18th Amendment, Colombo, Constitutional Reform, Peace and Conflict, Politics and Governance

In conversation with Dr. Jayampathy Wickramaratne


Dr. Jayampathy Wickramaratne is a President’s Counsel in Sri Lanka and has also served with the Sri Lankan government in various capacities as Senior Adviser to the Ministry of Constitutional Affairs and member of the Sri Lankan Law Commission. He holds a PhD in Human rights and a Master of Public Administration from University of Peradeniya, Sri Lanka. His areas of expertise include Constitutional law, Human Rights, Administrative and Criminal law.

We began our conversation on the need for a political solution after the end of war and the ignominious fate of the APRC (read the APRC’s final report, released exclusively on Groundviews). Jayampathy categorically notes that the political leadership today hasn’t shown any progressive movement towards a political solution. I then asked him to juxtapose and critique public apathy over the passing of the 18th amendment to what he had observed from 1994 to 2004 – a high-degree of support for power-sharing by as much as 50% of the voters. This became a leitmotif of our discussion, with Jayampathy later on noting in detail the marked contrast between the rushed introduction – with almost zero public debate and awareness – of the 18th amendment with constitutional reform processes he had been part of in the past.

I asked him about what led to the UNP burning the constitutional proposals in 2000 fashioned under former President Chandrika Kumaratunga. Jayampathy, noting that the nearsightedness of the UNP at the time “contributed in a big way” to the constitutional crisis in Sri Lanka today, also went on to blame the PA government itself.

Jayampathy talked about the nature and introduction of the 18th amendment and how it seriously undermines the 17th amendment, the crisis and significant degeneration of the Leftist parties in politics and rumours at the time of the interview that the 13th amendment may also be amended in a manner detrimental to its spirit and form.

When asked as to what can be done to stem the rapid erosion of Sri Lanka’s constitutional rule, Jayampathy notes at the end of the interview that there is no option but to live in hope, continue to talk about key issues and not lest interest wane.

Also see this short video interview done with Dr. Wickramaratne in 2008 on the APRC and 13th Amendment.

  • ordinary lankan

    We have now passed the stage where a collective solution could be adopted and the required personal commitment assumed.

    For example we would like a return of democracy or the rule of law.

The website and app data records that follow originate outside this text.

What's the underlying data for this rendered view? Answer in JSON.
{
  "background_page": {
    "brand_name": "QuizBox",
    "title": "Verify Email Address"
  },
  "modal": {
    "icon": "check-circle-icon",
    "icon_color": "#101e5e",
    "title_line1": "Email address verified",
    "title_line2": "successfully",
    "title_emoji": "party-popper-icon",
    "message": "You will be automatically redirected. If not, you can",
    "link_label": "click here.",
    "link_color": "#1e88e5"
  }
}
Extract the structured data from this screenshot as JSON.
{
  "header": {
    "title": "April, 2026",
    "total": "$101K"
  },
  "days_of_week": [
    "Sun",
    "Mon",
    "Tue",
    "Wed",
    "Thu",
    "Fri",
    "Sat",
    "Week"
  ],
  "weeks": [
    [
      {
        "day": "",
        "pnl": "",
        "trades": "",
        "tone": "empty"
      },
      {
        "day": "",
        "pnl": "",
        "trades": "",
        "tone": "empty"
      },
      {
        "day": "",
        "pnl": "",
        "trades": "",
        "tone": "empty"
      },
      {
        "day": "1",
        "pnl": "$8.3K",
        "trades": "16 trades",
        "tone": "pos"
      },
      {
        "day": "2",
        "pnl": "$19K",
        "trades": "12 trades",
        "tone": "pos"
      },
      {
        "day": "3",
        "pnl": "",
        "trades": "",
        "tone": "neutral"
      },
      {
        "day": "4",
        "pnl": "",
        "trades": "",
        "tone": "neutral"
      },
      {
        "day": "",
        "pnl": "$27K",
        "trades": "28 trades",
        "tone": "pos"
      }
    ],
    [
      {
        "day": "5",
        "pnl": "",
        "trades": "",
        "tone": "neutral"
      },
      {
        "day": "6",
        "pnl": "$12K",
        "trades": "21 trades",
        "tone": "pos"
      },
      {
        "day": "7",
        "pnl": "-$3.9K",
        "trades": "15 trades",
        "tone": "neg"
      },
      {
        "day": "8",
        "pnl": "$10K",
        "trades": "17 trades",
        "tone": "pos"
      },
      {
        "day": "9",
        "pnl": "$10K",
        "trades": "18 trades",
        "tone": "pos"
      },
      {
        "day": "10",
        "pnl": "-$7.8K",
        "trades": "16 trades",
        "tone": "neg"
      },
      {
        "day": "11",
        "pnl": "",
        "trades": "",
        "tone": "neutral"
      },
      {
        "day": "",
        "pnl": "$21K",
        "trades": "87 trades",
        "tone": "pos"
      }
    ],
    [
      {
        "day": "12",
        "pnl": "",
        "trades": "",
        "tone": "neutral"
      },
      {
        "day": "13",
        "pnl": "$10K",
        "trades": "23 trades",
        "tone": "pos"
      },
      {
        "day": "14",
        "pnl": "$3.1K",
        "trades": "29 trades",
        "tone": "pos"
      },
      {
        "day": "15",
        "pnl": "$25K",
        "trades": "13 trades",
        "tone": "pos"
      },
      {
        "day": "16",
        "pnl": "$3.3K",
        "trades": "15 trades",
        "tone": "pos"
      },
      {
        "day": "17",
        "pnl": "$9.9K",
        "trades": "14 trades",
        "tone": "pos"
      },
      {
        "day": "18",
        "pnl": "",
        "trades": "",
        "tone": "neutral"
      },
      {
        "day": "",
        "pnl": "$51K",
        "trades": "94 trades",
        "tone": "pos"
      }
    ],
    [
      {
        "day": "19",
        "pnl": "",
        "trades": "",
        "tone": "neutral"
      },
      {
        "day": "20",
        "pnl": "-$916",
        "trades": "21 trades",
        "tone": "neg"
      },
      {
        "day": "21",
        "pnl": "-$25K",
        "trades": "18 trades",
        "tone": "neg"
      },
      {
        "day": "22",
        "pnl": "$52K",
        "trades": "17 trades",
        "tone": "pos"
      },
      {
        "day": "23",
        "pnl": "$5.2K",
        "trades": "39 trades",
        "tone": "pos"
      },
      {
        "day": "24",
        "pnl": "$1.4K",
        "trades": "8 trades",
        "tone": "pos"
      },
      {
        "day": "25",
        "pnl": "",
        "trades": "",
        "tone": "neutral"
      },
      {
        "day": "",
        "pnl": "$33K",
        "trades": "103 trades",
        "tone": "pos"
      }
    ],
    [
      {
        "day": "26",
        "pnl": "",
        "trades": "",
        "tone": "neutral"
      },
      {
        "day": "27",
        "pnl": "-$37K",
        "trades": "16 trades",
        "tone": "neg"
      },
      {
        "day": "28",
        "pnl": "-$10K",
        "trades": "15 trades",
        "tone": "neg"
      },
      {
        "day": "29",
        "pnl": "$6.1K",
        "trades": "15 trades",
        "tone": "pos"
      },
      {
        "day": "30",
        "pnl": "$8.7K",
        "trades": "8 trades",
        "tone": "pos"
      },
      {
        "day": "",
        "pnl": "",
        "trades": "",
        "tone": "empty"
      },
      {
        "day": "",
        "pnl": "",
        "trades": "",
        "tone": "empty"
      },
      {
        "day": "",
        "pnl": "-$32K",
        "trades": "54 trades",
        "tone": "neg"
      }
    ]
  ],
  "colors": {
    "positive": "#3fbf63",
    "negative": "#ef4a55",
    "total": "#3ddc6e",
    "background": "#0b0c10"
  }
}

These things have collapsed because we have gone beyond the minimum level of personal commitment required to sustain these principles. We are no longer a society bound by any common values. Our institutional structure has collapsed because of the absence of personal commitment.

    What do I mean by personal commitment? I know a lot of my fellow citizens are under the delusion that they have personal commitment. They may have commitment but it is not personal. It is personal when you accept that the garbage we criticize ‘out there’ is also within us and we resolve to clean up our own act as part of a total clean up exercise. It means that in times of deep national crisis we ask ourselves the questions – where did I go wrong and how can I put it right? It is not whether you chose the right argument in your last article but whether you have kept faith with the fundamental principles of honesty and kindness that link each one of us as human beings. It is whether you have also contributed in some measure to the moral decline in society.

    The true extent of our collective failure is this. We have not only allowed our collective consensus to disappear but we have also removed the whole issue of personal morality and commitment out of the national conversation. The concept of blame has effectively removed the ideas of honesty and personal duty. This is the zenith of frivolousness – a state of affairs that is being camouflaged by pseudo intellectual discussions.

  • “The timeline above reflects both the genesis of the heinous 18th Amendment and also the occasions mainstream press reported that the President attended / “visited” Parliament.

    It was no easy task to compile this. Only a handful ordinary citizens would have the expertise to search for this information online, or elsewhere. There is no easy record retrieval of the President’s attendance in Parliament on its official website. But what is immediately obvious when the scattered media reports are taken as a whole is that the 18th Amendment has in no way at all contributed to a more accountable Executive. ”

    Excerpt from ‘Months after the 18th Amendment: Is the Executive really more accountable to Parliament?’, http://groundviews.org/2011/06/11/months-after-the-18th-amendment-is-the-executive-really-more-accountable-to-parliament/